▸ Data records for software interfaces
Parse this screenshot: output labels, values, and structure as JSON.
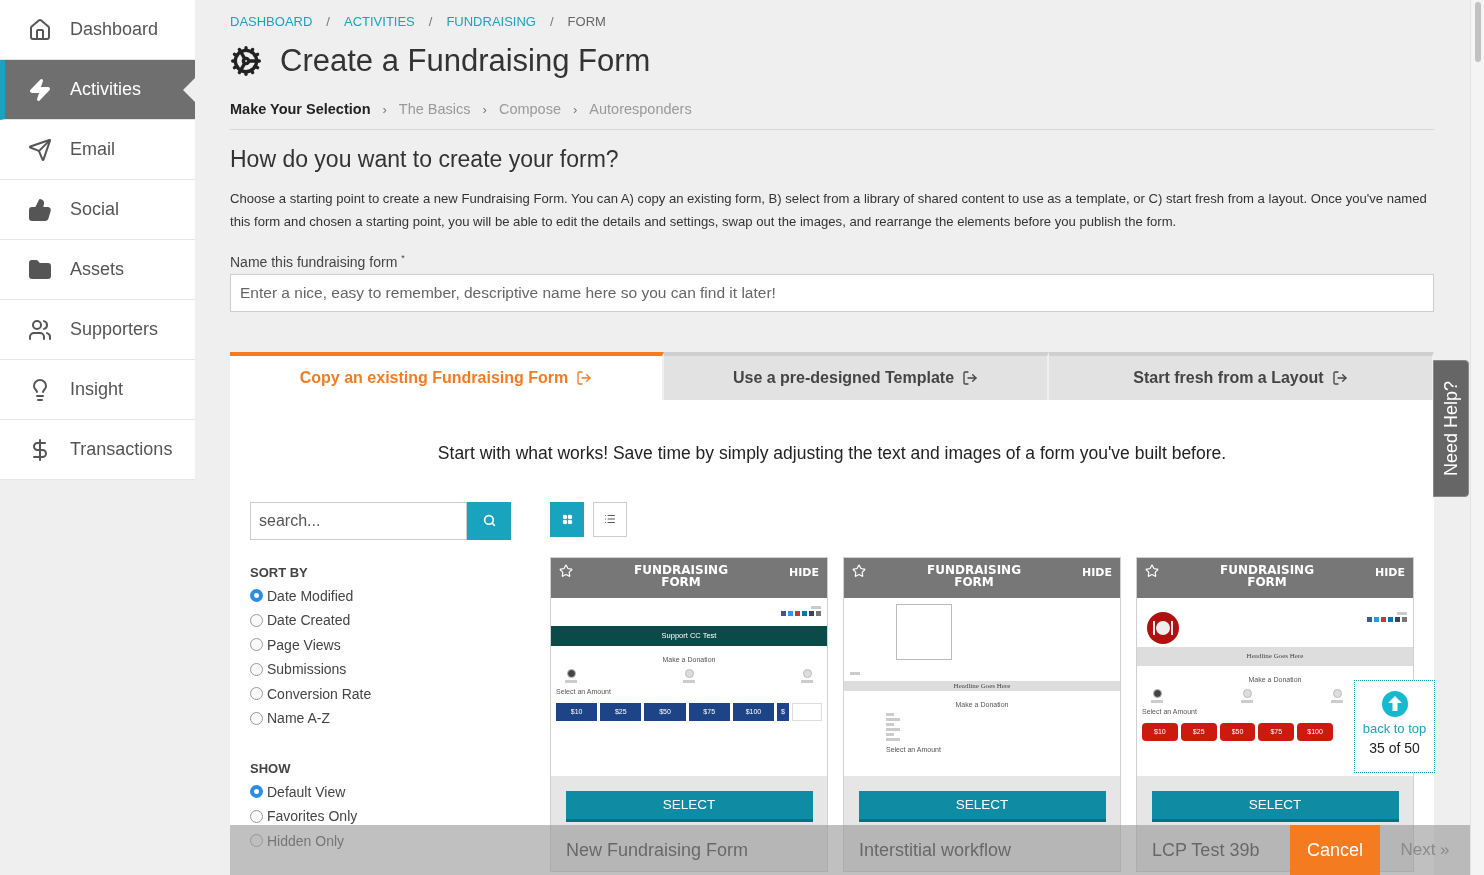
{
  "sidebar": {
    "items": [
      {
        "label": "Dashboard",
        "selected": false
      },
      {
        "label": "Activities",
        "selected": true
      },
      {
        "label": "Email",
        "selected": false
      },
      {
        "label": "Social",
        "selected": false
      },
      {
        "label": "Assets",
        "selected": false
      },
      {
        "label": "Supporters",
        "selected": false
      },
      {
        "label": "Insight",
        "selected": false
      },
      {
        "label": "Transactions",
        "selected": false
      }
    ]
  },
  "breadcrumb": [
    {
      "label": "DASHBOARD",
      "link": true
    },
    {
      "label": "ACTIVITIES",
      "link": true
    },
    {
      "label": "FUNDRAISING",
      "link": true
    },
    {
      "label": "FORM",
      "link": false
    }
  ],
  "breadcrumb_separator": "/",
  "page_title": "Create a Fundraising Form",
  "wizard_steps": [
    {
      "label": "Make Your Selection",
      "selected": true
    },
    {
      "label": "The Basics",
      "selected": false
    },
    {
      "label": "Compose",
      "selected": false
    },
    {
      "label": "Autoresponders",
      "selected": false
    }
  ],
  "wizard_separator": "›",
  "heading": "How do you want to create your form?",
  "intro": "Choose a starting point to create a new Fundraising Form. You can A) copy an existing form, B) select from a library of shared content to use as a template, or C) start fresh from a layout. Once you've named this form and chosen a starting point, you will be able to edit the details and settings, swap out the images, and rearrange the elements before you publish the form.",
  "name_field": {
    "label": "Name this fundraising form",
    "required_mark": "*",
    "placeholder": "Enter a nice, easy to remember, descriptive name here so you can find it later!"
  },
  "tabs": [
    {
      "label": "Copy an existing Fundraising Form",
      "selected": true
    },
    {
      "label": "Use a pre-designed Template",
      "selected": false
    },
    {
      "label": "Start fresh from a Layout",
      "selected": false
    }
  ],
  "tagline": "Start with what works! Save time by simply adjusting the text and images of a form you've built before.",
  "search": {
    "placeholder": "search..."
  },
  "view_modes": [
    {
      "kind": "grid",
      "selected": true
    },
    {
      "kind": "list",
      "selected": false
    }
  ],
  "sort": {
    "title": "SORT BY",
    "options": [
      {
        "label": "Date Modified",
        "selected": true
      },
      {
        "label": "Date Created",
        "selected": false
      },
      {
        "label": "Page Views",
        "selected": false
      },
      {
        "label": "Submissions",
        "selected": false
      },
      {
        "label": "Conversion Rate",
        "selected": false
      },
      {
        "label": "Name A-Z",
        "selected": false
      }
    ]
  },
  "show": {
    "title": "SHOW",
    "options": [
      {
        "label": "Default View",
        "selected": true
      },
      {
        "label": "Favorites Only",
        "selected": false
      },
      {
        "label": "Hidden Only",
        "selected": false
      }
    ]
  },
  "cards": [
    {
      "header": "FUNDRAISING FORM",
      "hide": "HIDE",
      "favorite": false,
      "button": "SELECT",
      "name": "New Fundraising Form",
      "preview": {
        "kind": "banner",
        "banner": "Support CC Test",
        "title": "Make a Donation",
        "steps": [
          {
            "active": true
          },
          {
            "active": false
          },
          {
            "active": false
          }
        ],
        "select_label": "Select an Amount",
        "amounts": [
          "$10",
          "$25",
          "$50",
          "$75",
          "$100",
          "$"
        ],
        "color": "#1e4488"
      }
    },
    {
      "header": "FUNDRAISING FORM",
      "hide": "HIDE",
      "favorite": false,
      "button": "SELECT",
      "name": "Interstitial workflow",
      "preview": {
        "kind": "image",
        "headline": "Headline Goes Here",
        "title": "Make a Donation",
        "select_label": "Select an Amount"
      }
    },
    {
      "header": "FUNDRAISING FORM",
      "hide": "HIDE",
      "favorite": false,
      "button": "SELECT",
      "name": "LCP Test 39b",
      "preview": {
        "kind": "logo",
        "headline": "Headline Goes Here",
        "title": "Make a Donation",
        "steps": [
          {
            "active": true
          },
          {
            "active": false
          },
          {
            "active": false
          }
        ],
        "select_label": "Select an Amount",
        "amounts": [
          "$10",
          "$25",
          "$50",
          "$75",
          "$100"
        ],
        "color": "#cc1a0e"
      }
    }
  ],
  "back_to_top": {
    "label": "back to top",
    "count": "35 of 50"
  },
  "need_help": "Need Help?",
  "footer": {
    "cancel": "Cancel",
    "next": {
      "label": "Next »",
      "disabled": true
    }
  }
}
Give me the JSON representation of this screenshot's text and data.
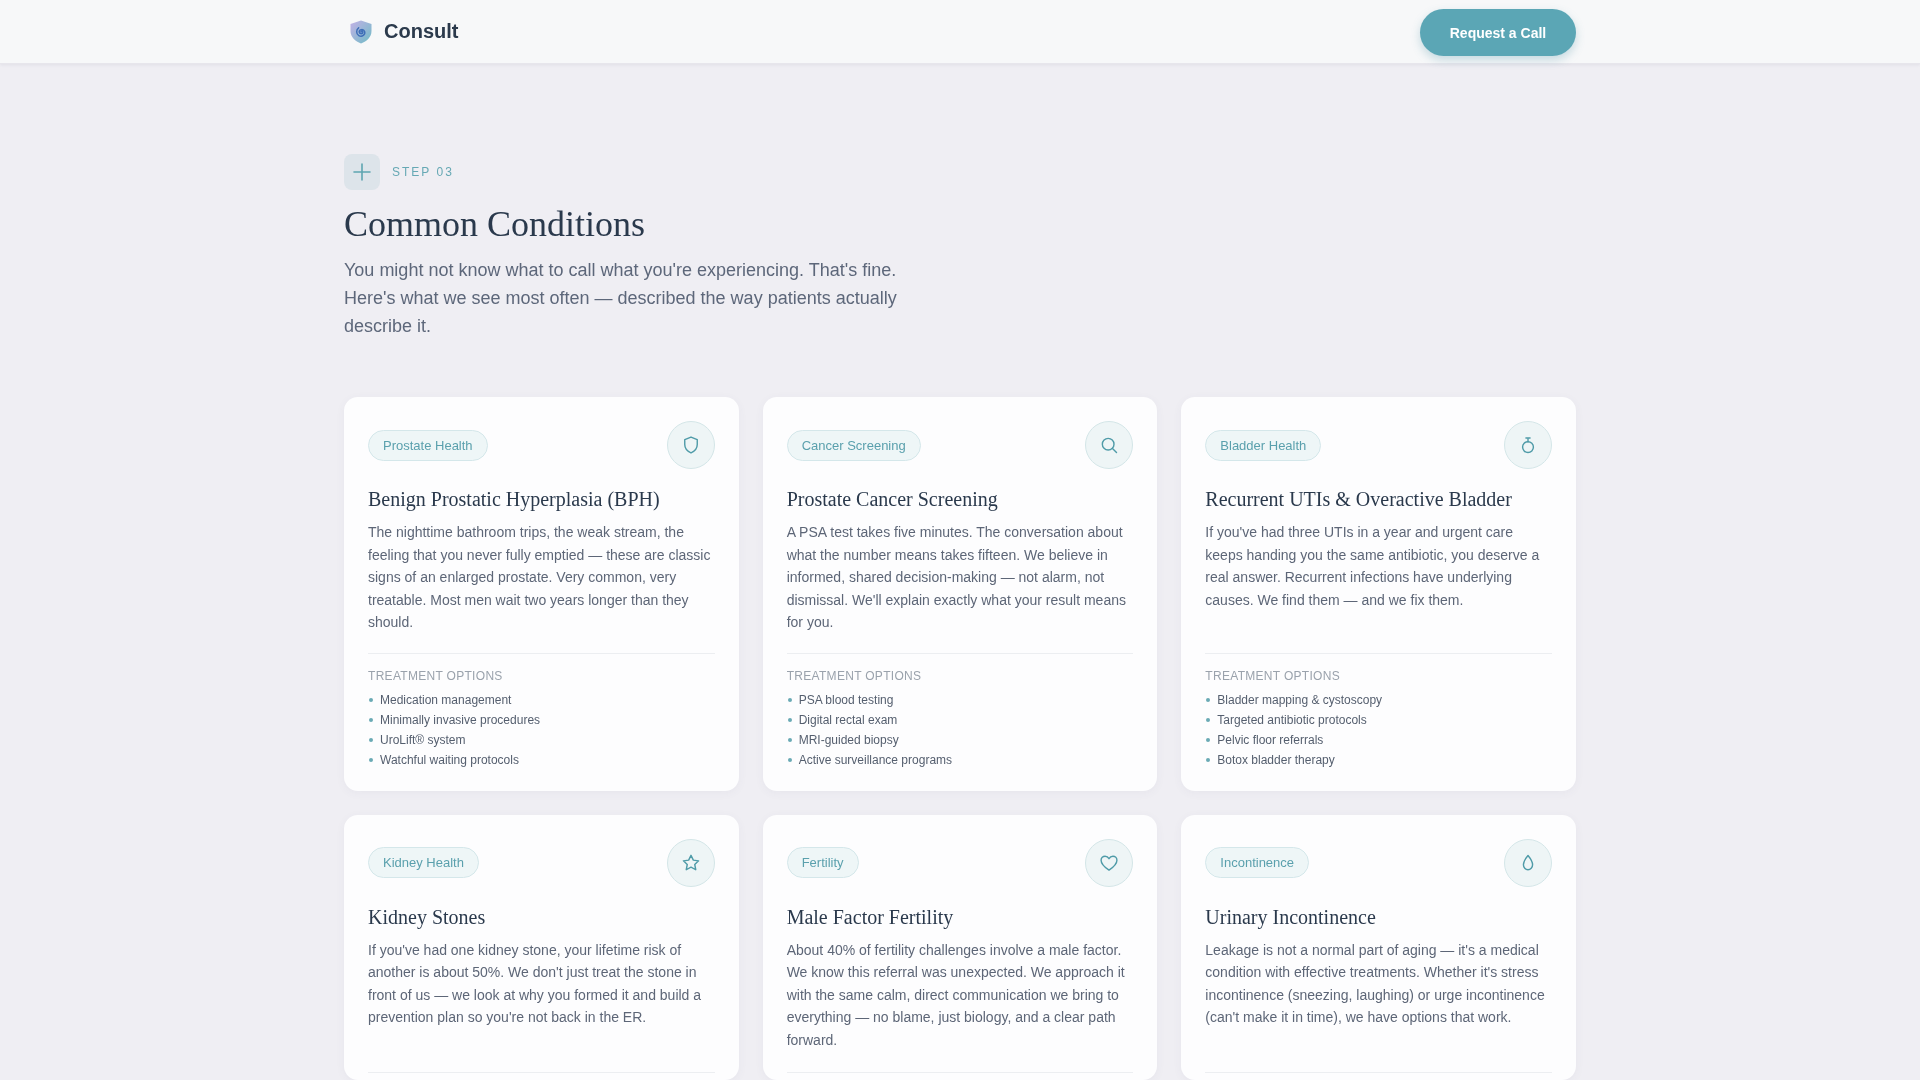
{
  "header": {
    "brand": "Consult",
    "cta_button": "Request a Call"
  },
  "section": {
    "step_label": "STEP 03",
    "title": "Common Conditions",
    "intro": "You might not know what to call what you're experiencing. That's fine. Here's what we see most often — described the way patients actually describe it."
  },
  "conditions": [
    {
      "tag": "Prostate Health",
      "title": "Benign Prostatic Hyperplasia (BPH)",
      "description": "The nighttime bathroom trips, the weak stream, the feeling that you never fully emptied — these are classic signs of an enlarged prostate. Very common, very treatable. Most men wait two years longer than they should.",
      "treatments_label": "TREATMENT OPTIONS",
      "treatments": [
        "Medication management",
        "Minimally invasive procedures",
        "UroLift® system",
        "Watchful waiting protocols"
      ]
    },
    {
      "tag": "Cancer Screening",
      "title": "Prostate Cancer Screening",
      "description": "A PSA test takes five minutes. The conversation about what the number means takes fifteen. We believe in informed, shared decision-making — not alarm, not dismissal. We'll explain exactly what your result means for you.",
      "treatments_label": "TREATMENT OPTIONS",
      "treatments": [
        "PSA blood testing",
        "Digital rectal exam",
        "MRI-guided biopsy",
        "Active surveillance programs"
      ]
    },
    {
      "tag": "Bladder Health",
      "title": "Recurrent UTIs & Overactive Bladder",
      "description": "If you've had three UTIs in a year and urgent care keeps handing you the same antibiotic, you deserve a real answer. Recurrent infections have underlying causes. We find them — and we fix them.",
      "treatments_label": "TREATMENT OPTIONS",
      "treatments": [
        "Bladder mapping & cystoscopy",
        "Targeted antibiotic protocols",
        "Pelvic floor referrals",
        "Botox bladder therapy"
      ]
    },
    {
      "tag": "Kidney Health",
      "title": "Kidney Stones",
      "description": "If you've had one kidney stone, your lifetime risk of another is about 50%. We don't just treat the stone in front of us — we look at why you formed it and build a prevention plan so you're not back in the ER."
    },
    {
      "tag": "Fertility",
      "title": "Male Factor Fertility",
      "description": "About 40% of fertility challenges involve a male factor. We know this referral was unexpected. We approach it with the same calm, direct communication we bring to everything — no blame, just biology, and a clear path forward."
    },
    {
      "tag": "Incontinence",
      "title": "Urinary Incontinence",
      "description": "Leakage is not a normal part of aging — it's a medical condition with effective treatments. Whether it's stress incontinence (sneezing, laughing) or urge incontinence (can't make it in time), we have options that work."
    }
  ]
}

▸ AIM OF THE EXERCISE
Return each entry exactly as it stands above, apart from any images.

▸ TASK SOLUTION
Parse this screenshot: output labels, values, and structure as JSON.
{
  "sidebar": {
    "items": [
      {
        "label": "Dashboard",
        "selected": false
      },
      {
        "label": "Activities",
        "selected": true
      },
      {
        "label": "Email",
        "selected": false
      },
      {
        "label": "Social",
        "selected": false
      },
      {
        "label": "Assets",
        "selected": false
      },
      {
        "label": "Supporters",
        "selected": false
      },
      {
        "label": "Insight",
        "selected": false
      },
      {
        "label": "Transactions",
        "selected": false
      }
    ]
  },
  "breadcrumb": [
    {
      "label": "DASHBOARD",
      "link": true
    },
    {
      "label": "ACTIVITIES",
      "link": true
    },
    {
      "label": "FUNDRAISING",
      "link": true
    },
    {
      "label": "FORM",
      "link": false
    }
  ],
  "breadcrumb_separator": "/",
  "page_title": "Create a Fundraising Form",
  "wizard_steps": [
    {
      "label": "Make Your Selection",
      "selected": true
    },
    {
      "label": "The Basics",
      "selected": false
    },
    {
      "label": "Compose",
      "selected": false
    },
    {
      "label": "Autoresponders",
      "selected": false
    }
  ],
  "wizard_separator": "›",
  "heading": "How do you want to create your form?",
  "intro": "Choose a starting point to create a new Fundraising Form. You can A) copy an existing form, B) select from a library of shared content to use as a template, or C) start fresh from a layout. Once you've named this form and chosen a starting point, you will be able to edit the details and settings, swap out the images, and rearrange the elements before you publish the form.",
  "name_field": {
    "label": "Name this fundraising form",
    "required_mark": "*",
    "placeholder": "Enter a nice, easy to remember, descriptive name here so you can find it later!"
  },
  "tabs": [
    {
      "label": "Copy an existing Fundraising Form",
      "selected": true
    },
    {
      "label": "Use a pre-designed Template",
      "selected": false
    },
    {
      "label": "Start fresh from a Layout",
      "selected": false
    }
  ],
  "tagline": "Start with what works! Save time by simply adjusting the text and images of a form you've built before.",
  "search": {
    "placeholder": "search..."
  },
  "view_modes": [
    {
      "kind": "grid",
      "selected": true
    },
    {
      "kind": "list",
      "selected": false
    }
  ],
  "sort": {
    "title": "SORT BY",
    "options": [
      {
        "label": "Date Modified",
        "selected": true
      },
      {
        "label": "Date Created",
        "selected": false
      },
      {
        "label": "Page Views",
        "selected": false
      },
      {
        "label": "Submissions",
        "selected": false
      },
      {
        "label": "Conversion Rate",
        "selected": false
      },
      {
        "label": "Name A-Z",
        "selected": false
      }
    ]
  },
  "show": {
    "title": "SHOW",
    "options": [
      {
        "label": "Default View",
        "selected": true
      },
      {
        "label": "Favorites Only",
        "selected": false
      },
      {
        "label": "Hidden Only",
        "selected": false
      }
    ]
  },
  "cards": [
    {
      "header": "FUNDRAISING FORM",
      "hide": "HIDE",
      "favorite": false,
      "button": "SELECT",
      "name": "New Fundraising Form",
      "preview": {
        "kind": "banner",
        "banner": "Support CC Test",
        "title": "Make a Donation",
        "steps": [
          {
            "active": true
          },
          {
            "active": false
          },
          {
            "active": false
          }
        ],
        "select_label": "Select an Amount",
        "amounts": [
          "$10",
          "$25",
          "$50",
          "$75",
          "$100",
          "$"
        ],
        "color": "#1e4488"
      }
    },
    {
      "header": "FUNDRAISING FORM",
      "hide": "HIDE",
      "favorite": false,
      "button": "SELECT",
      "name": "Interstitial workflow",
      "preview": {
        "kind": "image",
        "headline": "Headline Goes Here",
        "title": "Make a Donation",
        "select_label": "Select an Amount"
      }
    },
    {
      "header": "FUNDRAISING FORM",
      "hide": "HIDE",
      "favorite": false,
      "button": "SELECT",
      "name": "LCP Test 39b",
      "preview": {
        "kind": "logo",
        "headline": "Headline Goes Here",
        "title": "Make a Donation",
        "steps": [
          {
            "active": true
          },
          {
            "active": false
          },
          {
            "active": false
          }
        ],
        "select_label": "Select an Amount",
        "amounts": [
          "$10",
          "$25",
          "$50",
          "$75",
          "$100"
        ],
        "color": "#cc1a0e"
      }
    }
  ],
  "back_to_top": {
    "label": "back to top",
    "count": "35 of 50"
  },
  "need_help": "Need Help?",
  "footer": {
    "cancel": "Cancel",
    "next": {
      "label": "Next »",
      "disabled": true
    }
  }
}
Give me the JSON representation of this screenshot's text and data.
{
  "header": {
    "brand": "Consult",
    "cta_button": "Request a Call"
  },
  "section": {
    "step_label": "STEP 03",
    "title": "Common Conditions",
    "intro": "You might not know what to call what you're experiencing. That's fine. Here's what we see most often — described the way patients actually describe it."
  },
  "conditions": [
    {
      "tag": "Prostate Health",
      "title": "Benign Prostatic Hyperplasia (BPH)",
      "description": "The nighttime bathroom trips, the weak stream, the feeling that you never fully emptied — these are classic signs of an enlarged prostate. Very common, very treatable. Most men wait two years longer than they should.",
      "treatments_label": "TREATMENT OPTIONS",
      "treatments": [
        "Medication management",
        "Minimally invasive procedures",
        "UroLift® system",
        "Watchful waiting protocols"
      ]
    },
    {
      "tag": "Cancer Screening",
      "title": "Prostate Cancer Screening",
      "description": "A PSA test takes five minutes. The conversation about what the number means takes fifteen. We believe in informed, shared decision-making — not alarm, not dismissal. We'll explain exactly what your result means for you.",
      "treatments_label": "TREATMENT OPTIONS",
      "treatments": [
        "PSA blood testing",
        "Digital rectal exam",
        "MRI-guided biopsy",
        "Active surveillance programs"
      ]
    },
    {
      "tag": "Bladder Health",
      "title": "Recurrent UTIs & Overactive Bladder",
      "description": "If you've had three UTIs in a year and urgent care keeps handing you the same antibiotic, you deserve a real answer. Recurrent infections have underlying causes. We find them — and we fix them.",
      "treatments_label": "TREATMENT OPTIONS",
      "treatments": [
        "Bladder mapping & cystoscopy",
        "Targeted antibiotic protocols",
        "Pelvic floor referrals",
        "Botox bladder therapy"
      ]
    },
    {
      "tag": "Kidney Health",
      "title": "Kidney Stones",
      "description": "If you've had one kidney stone, your lifetime risk of another is about 50%. We don't just treat the stone in front of us — we look at why you formed it and build a prevention plan so you're not back in the ER."
    },
    {
      "tag": "Fertility",
      "title": "Male Factor Fertility",
      "description": "About 40% of fertility challenges involve a male factor. We know this referral was unexpected. We approach it with the same calm, direct communication we bring to everything — no blame, just biology, and a clear path forward."
    },
    {
      "tag": "Incontinence",
      "title": "Urinary Incontinence",
      "description": "Leakage is not a normal part of aging — it's a medical condition with effective treatments. Whether it's stress incontinence (sneezing, laughing) or urge incontinence (can't make it in time), we have options that work."
    }
  ]
}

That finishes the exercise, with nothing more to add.